Unfortunately it does not yield great memories for Renault – its car that year, the RE15, was not its finest and drivers Patrick Tambay and Derek Warwick both retired. It was a sad end to Renault’s first period in F1 which had lasted since 1977…

It would not be until 2002 when Renault returned as a squad to F1 that it would next compete in Oz – on the newer Melbourne circuit which is used today. Then as now, as the opening race of the season, it marked Renault’s reappearance in the sport. However it took until 2005 before a podium result in Australia was achieved when Fernando Alonso finished in third. A year later victory at last was Renault’s with Giancarlo Fisichella taking the spoils. Twelve months on that became it back-to-back victories in the race, this time with Alonso who, at this stage, was already on his way to a second successive drivers’ crown with Renault.

There would be two more podium results in Australia for Renault before it called time on its second appearance in F1 – Robert Kubica took a fine second in 2010 and Russian Vitaly Petrov was shock third in 2011’s race.

Melbourne’s 5.3km street circuit which runs clockwise through parkland and around a lake consists of 16 turns (many of them slow to medium speed) and is virtually flat.

The race often throws up a surprise or two – despite all the miles of pre-season testing, not all teams are necessarily as well prepared as they would like so it’s an opportunity for newer teams and drivers to take advantage steal an unlikely result. What chance a podium result for Renault on its return?

Unpredictability is something all fans love. One thing that’s not so easy to agree with is the time – being on the other side of the world, Australia’s race means no Sunday lie-in for those in Europe who want to watch it live. The time to set your alarm clocks for this Sunday is 4.00am if you want the big race built-up on Sky F1 or 4.50am if you want to time it just right before the 5.00am start (that’s 4.00pm Melbourne time).

A fortnight later Renault’s new F1 adventure moves to the Middle East and the Bahrain GP (Sun 3 Apr). At least fans will have an easier ride of it with the race scheduled to start at 4.00pm UK time – while Sky will, as ever, be showing all the action as it happens this will also be the first race being shown live by Channel 4 as part of its new F1 broadcast deal.

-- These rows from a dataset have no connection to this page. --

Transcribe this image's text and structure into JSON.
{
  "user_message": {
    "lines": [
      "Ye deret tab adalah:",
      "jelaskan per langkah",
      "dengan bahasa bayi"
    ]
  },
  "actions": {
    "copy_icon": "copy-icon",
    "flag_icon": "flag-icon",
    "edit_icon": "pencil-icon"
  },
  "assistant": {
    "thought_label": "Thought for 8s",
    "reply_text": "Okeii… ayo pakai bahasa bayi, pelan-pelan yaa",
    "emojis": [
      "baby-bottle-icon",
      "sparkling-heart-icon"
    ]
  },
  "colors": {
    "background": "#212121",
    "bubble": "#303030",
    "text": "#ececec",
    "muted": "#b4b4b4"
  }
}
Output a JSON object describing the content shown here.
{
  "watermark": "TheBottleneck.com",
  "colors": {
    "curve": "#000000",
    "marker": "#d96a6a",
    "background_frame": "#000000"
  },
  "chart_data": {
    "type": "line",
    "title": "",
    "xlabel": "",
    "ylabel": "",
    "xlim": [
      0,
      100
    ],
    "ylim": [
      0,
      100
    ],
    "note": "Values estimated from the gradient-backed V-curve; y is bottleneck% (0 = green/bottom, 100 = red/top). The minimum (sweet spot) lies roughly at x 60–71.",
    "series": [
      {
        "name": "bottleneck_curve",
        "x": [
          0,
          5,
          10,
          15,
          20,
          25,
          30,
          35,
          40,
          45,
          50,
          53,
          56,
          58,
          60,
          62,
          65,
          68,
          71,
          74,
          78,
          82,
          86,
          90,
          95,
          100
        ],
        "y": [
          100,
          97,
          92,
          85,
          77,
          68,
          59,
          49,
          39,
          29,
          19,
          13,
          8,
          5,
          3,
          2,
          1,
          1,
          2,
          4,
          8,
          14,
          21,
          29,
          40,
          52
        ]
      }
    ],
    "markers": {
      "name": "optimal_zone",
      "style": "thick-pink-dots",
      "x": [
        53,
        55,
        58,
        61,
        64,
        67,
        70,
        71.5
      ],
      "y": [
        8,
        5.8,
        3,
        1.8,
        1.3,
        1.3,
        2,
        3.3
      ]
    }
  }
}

Out of eight races contested on its 5.4km desert circuit – which includes a mammoth 1km pit straight – Renault has won twice, in 2005 and 2006 with Alonso.